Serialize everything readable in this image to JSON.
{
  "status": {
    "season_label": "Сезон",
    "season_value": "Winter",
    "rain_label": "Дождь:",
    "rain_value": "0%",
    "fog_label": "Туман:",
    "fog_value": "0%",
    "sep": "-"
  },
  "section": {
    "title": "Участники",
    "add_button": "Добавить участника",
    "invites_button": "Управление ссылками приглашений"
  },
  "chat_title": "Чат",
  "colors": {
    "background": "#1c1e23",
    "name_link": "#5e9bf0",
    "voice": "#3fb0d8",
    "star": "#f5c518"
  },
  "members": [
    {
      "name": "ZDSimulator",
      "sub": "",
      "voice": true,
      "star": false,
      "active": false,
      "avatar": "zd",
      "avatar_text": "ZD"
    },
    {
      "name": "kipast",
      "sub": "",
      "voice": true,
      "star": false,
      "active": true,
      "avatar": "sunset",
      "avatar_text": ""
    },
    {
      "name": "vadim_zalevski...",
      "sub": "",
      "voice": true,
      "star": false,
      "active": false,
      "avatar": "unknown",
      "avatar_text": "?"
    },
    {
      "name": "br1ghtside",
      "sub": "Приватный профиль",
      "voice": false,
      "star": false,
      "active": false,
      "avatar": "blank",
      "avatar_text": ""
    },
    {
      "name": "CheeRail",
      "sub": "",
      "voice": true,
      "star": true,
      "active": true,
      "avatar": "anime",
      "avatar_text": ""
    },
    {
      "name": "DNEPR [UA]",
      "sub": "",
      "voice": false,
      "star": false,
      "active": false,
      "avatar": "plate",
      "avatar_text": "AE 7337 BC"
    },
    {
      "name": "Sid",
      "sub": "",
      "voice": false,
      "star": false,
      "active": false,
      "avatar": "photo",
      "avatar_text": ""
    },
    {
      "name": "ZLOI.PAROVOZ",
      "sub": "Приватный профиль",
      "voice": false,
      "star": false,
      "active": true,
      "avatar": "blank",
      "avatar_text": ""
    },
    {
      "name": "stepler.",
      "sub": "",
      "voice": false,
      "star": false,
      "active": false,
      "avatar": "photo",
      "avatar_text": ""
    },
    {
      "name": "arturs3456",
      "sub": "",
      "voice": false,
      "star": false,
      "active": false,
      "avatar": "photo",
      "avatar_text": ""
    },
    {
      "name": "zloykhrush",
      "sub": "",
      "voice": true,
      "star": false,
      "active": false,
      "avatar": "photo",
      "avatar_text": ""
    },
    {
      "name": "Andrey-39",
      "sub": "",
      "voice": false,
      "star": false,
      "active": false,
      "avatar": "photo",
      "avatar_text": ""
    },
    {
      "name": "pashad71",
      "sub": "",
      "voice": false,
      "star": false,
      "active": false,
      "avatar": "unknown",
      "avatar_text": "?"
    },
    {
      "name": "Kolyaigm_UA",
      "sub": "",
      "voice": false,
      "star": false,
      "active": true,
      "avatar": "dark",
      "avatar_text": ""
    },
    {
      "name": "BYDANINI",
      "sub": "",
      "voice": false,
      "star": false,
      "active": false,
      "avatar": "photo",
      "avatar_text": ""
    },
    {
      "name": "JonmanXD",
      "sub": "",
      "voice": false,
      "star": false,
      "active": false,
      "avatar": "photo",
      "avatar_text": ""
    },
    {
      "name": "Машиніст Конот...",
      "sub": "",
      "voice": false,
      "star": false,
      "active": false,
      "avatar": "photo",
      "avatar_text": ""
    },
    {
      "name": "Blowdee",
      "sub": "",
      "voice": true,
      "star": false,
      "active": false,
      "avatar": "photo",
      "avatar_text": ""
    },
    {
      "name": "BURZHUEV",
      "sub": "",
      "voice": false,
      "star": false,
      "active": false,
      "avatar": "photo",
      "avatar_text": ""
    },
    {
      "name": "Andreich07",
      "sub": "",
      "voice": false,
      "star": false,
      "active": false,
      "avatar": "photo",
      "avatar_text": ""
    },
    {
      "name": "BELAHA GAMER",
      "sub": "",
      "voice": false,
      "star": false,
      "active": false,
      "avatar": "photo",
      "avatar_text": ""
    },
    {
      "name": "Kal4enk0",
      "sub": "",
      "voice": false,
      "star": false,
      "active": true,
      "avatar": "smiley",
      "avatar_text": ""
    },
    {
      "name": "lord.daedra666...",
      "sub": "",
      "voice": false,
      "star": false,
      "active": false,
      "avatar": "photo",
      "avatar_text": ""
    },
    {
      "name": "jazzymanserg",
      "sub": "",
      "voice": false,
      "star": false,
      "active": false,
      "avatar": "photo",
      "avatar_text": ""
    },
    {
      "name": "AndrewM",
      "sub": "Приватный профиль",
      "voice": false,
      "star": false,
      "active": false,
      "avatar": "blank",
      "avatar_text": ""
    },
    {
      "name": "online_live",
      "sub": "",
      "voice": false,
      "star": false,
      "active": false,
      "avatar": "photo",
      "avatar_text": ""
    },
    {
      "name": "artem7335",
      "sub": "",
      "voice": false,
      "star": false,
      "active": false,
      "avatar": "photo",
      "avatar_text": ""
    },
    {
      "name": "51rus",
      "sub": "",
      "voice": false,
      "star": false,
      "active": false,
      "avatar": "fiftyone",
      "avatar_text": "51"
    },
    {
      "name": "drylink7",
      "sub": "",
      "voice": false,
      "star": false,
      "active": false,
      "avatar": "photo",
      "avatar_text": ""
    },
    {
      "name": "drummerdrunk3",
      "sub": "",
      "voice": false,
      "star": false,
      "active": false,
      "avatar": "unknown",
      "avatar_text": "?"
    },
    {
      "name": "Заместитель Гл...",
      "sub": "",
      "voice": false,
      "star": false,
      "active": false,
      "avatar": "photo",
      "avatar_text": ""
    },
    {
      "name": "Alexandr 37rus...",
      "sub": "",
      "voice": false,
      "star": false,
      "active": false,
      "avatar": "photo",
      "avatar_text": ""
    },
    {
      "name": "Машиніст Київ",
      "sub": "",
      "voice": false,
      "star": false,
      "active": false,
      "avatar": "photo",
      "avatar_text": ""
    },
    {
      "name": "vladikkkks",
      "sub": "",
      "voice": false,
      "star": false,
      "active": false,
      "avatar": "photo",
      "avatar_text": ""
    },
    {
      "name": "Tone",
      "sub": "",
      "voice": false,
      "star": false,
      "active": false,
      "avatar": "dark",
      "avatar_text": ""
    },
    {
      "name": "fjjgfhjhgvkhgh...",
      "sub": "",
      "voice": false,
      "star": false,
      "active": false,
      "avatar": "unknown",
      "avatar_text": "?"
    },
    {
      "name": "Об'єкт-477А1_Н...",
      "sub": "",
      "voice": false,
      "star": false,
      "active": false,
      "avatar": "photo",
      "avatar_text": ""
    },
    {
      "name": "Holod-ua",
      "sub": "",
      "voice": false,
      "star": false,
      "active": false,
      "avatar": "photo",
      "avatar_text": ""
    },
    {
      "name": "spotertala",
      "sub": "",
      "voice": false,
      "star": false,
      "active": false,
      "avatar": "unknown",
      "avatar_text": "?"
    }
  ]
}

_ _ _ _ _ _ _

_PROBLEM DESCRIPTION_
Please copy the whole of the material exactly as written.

_WRITTEN SOLUTION_
Serialize everything readable in this image to JSON.
{
  "status": {
    "season_label": "Сезон",
    "season_value": "Winter",
    "rain_label": "Дождь:",
    "rain_value": "0%",
    "fog_label": "Туман:",
    "fog_value": "0%",
    "sep": "-"
  },
  "section": {
    "title": "Участники",
    "add_button": "Добавить участника",
    "invites_button": "Управление ссылками приглашений"
  },
  "chat_title": "Чат",
  "colors": {
    "background": "#1c1e23",
    "name_link": "#5e9bf0",
    "voice": "#3fb0d8",
    "star": "#f5c518"
  },
  "members": [
    {
      "name": "ZDSimulator",
      "sub": "",
      "voice": true,
      "star": false,
      "active": false,
      "avatar": "zd",
      "avatar_text": "ZD"
    },
    {
      "name": "kipast",
      "sub": "",
      "voice": true,
      "star": false,
      "active": true,
      "avatar": "sunset",
      "avatar_text": ""
    },
    {
      "name": "vadim_zalevski...",
      "sub": "",
      "voice": true,
      "star": false,
      "active": false,
      "avatar": "unknown",
      "avatar_text": "?"
    },
    {
      "name": "br1ghtside",
      "sub": "Приватный профиль",
      "voice": false,
      "star": false,
      "active": false,
      "avatar": "blank",
      "avatar_text": ""
    },
    {
      "name": "CheeRail",
      "sub": "",
      "voice": true,
      "star": true,
      "active": true,
      "avatar": "anime",
      "avatar_text": ""
    },
    {
      "name": "DNEPR [UA]",
      "sub": "",
      "voice": false,
      "star": false,
      "active": false,
      "avatar": "plate",
      "avatar_text": "AE 7337 BC"
    },
    {
      "name": "Sid",
      "sub": "",
      "voice": false,
      "star": false,
      "active": false,
      "avatar": "photo",
      "avatar_text": ""
    },
    {
      "name": "ZLOI.PAROVOZ",
      "sub": "Приватный профиль",
      "voice": false,
      "star": false,
      "active": true,
      "avatar": "blank",
      "avatar_text": ""
    },
    {
      "name": "stepler.",
      "sub": "",
      "voice": false,
      "star": false,
      "active": false,
      "avatar": "photo",
      "avatar_text": ""
    },
    {
      "name": "arturs3456",
      "sub": "",
      "voice": false,
      "star": false,
      "active": false,
      "avatar": "photo",
      "avatar_text": ""
    },
    {
      "name": "zloykhrush",
      "sub": "",
      "voice": true,
      "star": false,
      "active": false,
      "avatar": "photo",
      "avatar_text": ""
    },
    {
      "name": "Andrey-39",
      "sub": "",
      "voice": false,
      "star": false,
      "active": false,
      "avatar": "photo",
      "avatar_text": ""
    },
    {
      "name": "pashad71",
      "sub": "",
      "voice": false,
      "star": false,
      "active": false,
      "avatar": "unknown",
      "avatar_text": "?"
    },
    {
      "name": "Kolyaigm_UA",
      "sub": "",
      "voice": false,
      "star": false,
      "active": true,
      "avatar": "dark",
      "avatar_text": ""
    },
    {
      "name": "BYDANINI",
      "sub": "",
      "voice": false,
      "star": false,
      "active": false,
      "avatar": "photo",
      "avatar_text": ""
    },
    {
      "name": "JonmanXD",
      "sub": "",
      "voice": false,
      "star": false,
      "active": false,
      "avatar": "photo",
      "avatar_text": ""
    },
    {
      "name": "Машиніст Конот...",
      "sub": "",
      "voice": false,
      "star": false,
      "active": false,
      "avatar": "photo",
      "avatar_text": ""
    },
    {
      "name": "Blowdee",
      "sub": "",
      "voice": true,
      "star": false,
      "active": false,
      "avatar": "photo",
      "avatar_text": ""
    },
    {
      "name": "BURZHUEV",
      "sub": "",
      "voice": false,
      "star": false,
      "active": false,
      "avatar": "photo",
      "avatar_text": ""
    },
    {
      "name": "Andreich07",
      "sub": "",
      "voice": false,
      "star": false,
      "active": false,
      "avatar": "photo",
      "avatar_text": ""
    },
    {
      "name": "BELAHA GAMER",
      "sub": "",
      "voice": false,
      "star": false,
      "active": false,
      "avatar": "photo",
      "avatar_text": ""
    },
    {
      "name": "Kal4enk0",
      "sub": "",
      "voice": false,
      "star": false,
      "active": true,
      "avatar": "smiley",
      "avatar_text": ""
    },
    {
      "name": "lord.daedra666...",
      "sub": "",
      "voice": false,
      "star": false,
      "active": false,
      "avatar": "photo",
      "avatar_text": ""
    },
    {
      "name": "jazzymanserg",
      "sub": "",
      "voice": false,
      "star": false,
      "active": false,
      "avatar": "photo",
      "avatar_text": ""
    },
    {
      "name": "AndrewM",
      "sub": "Приватный профиль",
      "voice": false,
      "star": false,
      "active": false,
      "avatar": "blank",
      "avatar_text": ""
    },
    {
      "name": "online_live",
      "sub": "",
      "voice": false,
      "star": false,
      "active": false,
      "avatar": "photo",
      "avatar_text": ""
    },
    {
      "name": "artem7335",
      "sub": "",
      "voice": false,
      "star": false,
      "active": false,
      "avatar": "photo",
      "avatar_text": ""
    },
    {
      "name": "51rus",
      "sub": "",
      "voice": false,
      "star": false,
      "active": false,
      "avatar": "fiftyone",
      "avatar_text": "51"
    },
    {
      "name": "drylink7",
      "sub": "",
      "voice": false,
      "star": false,
      "active": false,
      "avatar": "photo",
      "avatar_text": ""
    },
    {
      "name": "drummerdrunk3",
      "sub": "",
      "voice": false,
      "star": false,
      "active": false,
      "avatar": "unknown",
      "avatar_text": "?"
    },
    {
      "name": "Заместитель Гл...",
      "sub": "",
      "voice": false,
      "star": false,
      "active": false,
      "avatar": "photo",
      "avatar_text": ""
    },
    {
      "name": "Alexandr 37rus...",
      "sub": "",
      "voice": false,
      "star": false,
      "active": false,
      "avatar": "photo",
      "avatar_text": ""
    },
    {
      "name": "Машиніст Київ",
      "sub": "",
      "voice": false,
      "star": false,
      "active": false,
      "avatar": "photo",
      "avatar_text": ""
    },
    {
      "name": "vladikkkks",
      "sub": "",
      "voice": false,
      "star": false,
      "active": false,
      "avatar": "photo",
      "avatar_text": ""
    },
    {
      "name": "Tone",
      "sub": "",
      "voice": false,
      "star": false,
      "active": false,
      "avatar": "dark",
      "avatar_text": ""
    },
    {
      "name": "fjjgfhjhgvkhgh...",
      "sub": "",
      "voice": false,
      "star": false,
      "active": false,
      "avatar": "unknown",
      "avatar_text": "?"
    },
    {
      "name": "Об'єкт-477А1_Н...",
      "sub": "",
      "voice": false,
      "star": false,
      "active": false,
      "avatar": "photo",
      "avatar_text": ""
    },
    {
      "name": "Holod-ua",
      "sub": "",
      "voice": false,
      "star": false,
      "active": false,
      "avatar": "photo",
      "avatar_text": ""
    },
    {
      "name": "spotertala",
      "sub": "",
      "voice": false,
      "star": false,
      "active": false,
      "avatar": "unknown",
      "avatar_text": "?"
    }
  ]
}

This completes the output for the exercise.